Princess Aymon de Faucigny Lucinge of Paris, who spent the summer at the Mount Washington Hotel, has left to sail for France. As the former Miss Carolyn Foster of Waltham, she has many social affiliations in Boston. She is a graduate of Lasell Seminary. Her dinner given recently for 18 guests in honor of Bishop John T. Dallas of New Hampshire was one of the notable events of the season — Sunday, August 31, 1930, Boston Herald, Boston MA
Mr. and Mrs. Arthur D. Little of Brookline arrived this week at The Mount Washing Hotel in Bretton Woods for their annual visit. The Princess Aymond de Faucigny Lucinge of Paris, who has been playing a round of visits since arriving in New York from France last month, now is at the Mount Washington for her annual visit of several weeks, joining her sister, Mrs. Frank B. Reynolds of Providence there. — Sunday, July 28, 1935, Boston Herald, Boston Mass.
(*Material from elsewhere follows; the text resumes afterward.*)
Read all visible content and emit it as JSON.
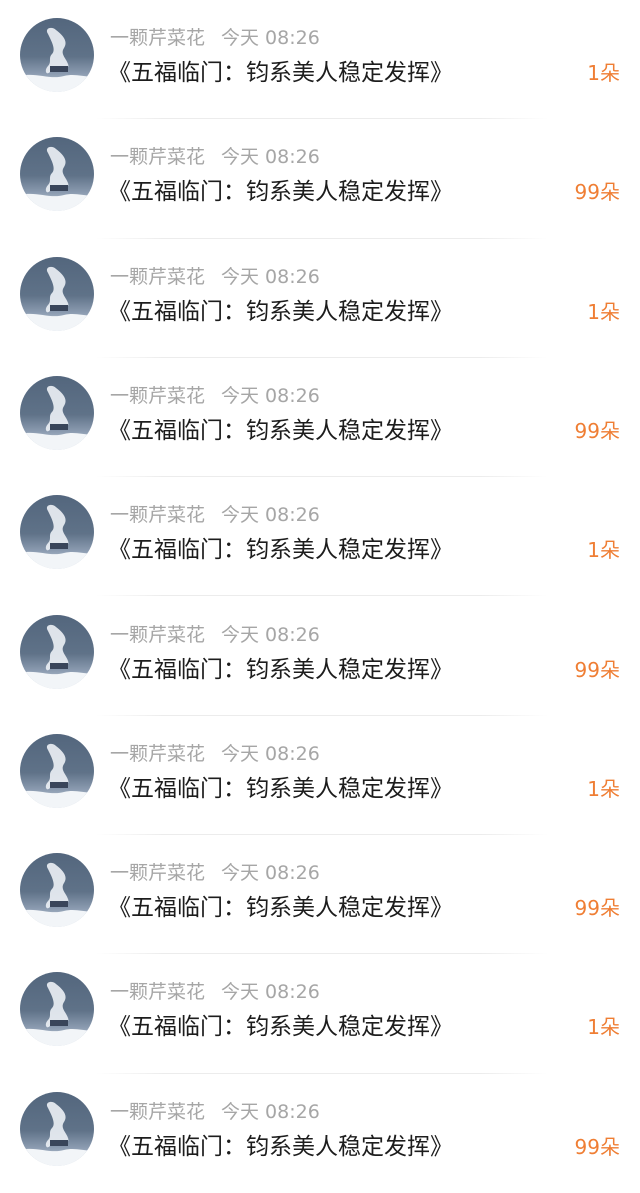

Providence, Sept. 22–Judge Hugh B. Baker granted a divorce to Mrs. Carolyn Reynold Wilson, wife of Majr. Fred W. Wilson of the U.S. Army. Non-support and extreme cruelty were the grounds of the petition but the decree was granted on the latter. Mrs. Wilson waived alimony, it being explained by her counsel, Joseph W. Grimes, that she enjoyed the income from a trust fund established for her by an aunt, Princess Aymond de Faucigny Lucinge. — Friday, September 23, 1932, Boston Herald, Boston Mass.
The photograph shown here was taken by my father in 1936, the year “Princess” Caroline died (minus the ghostly visitor on the front lawn, that I added in just for this article). The original photograph was sent to the Mount Washington Hotel several years ago for their archives.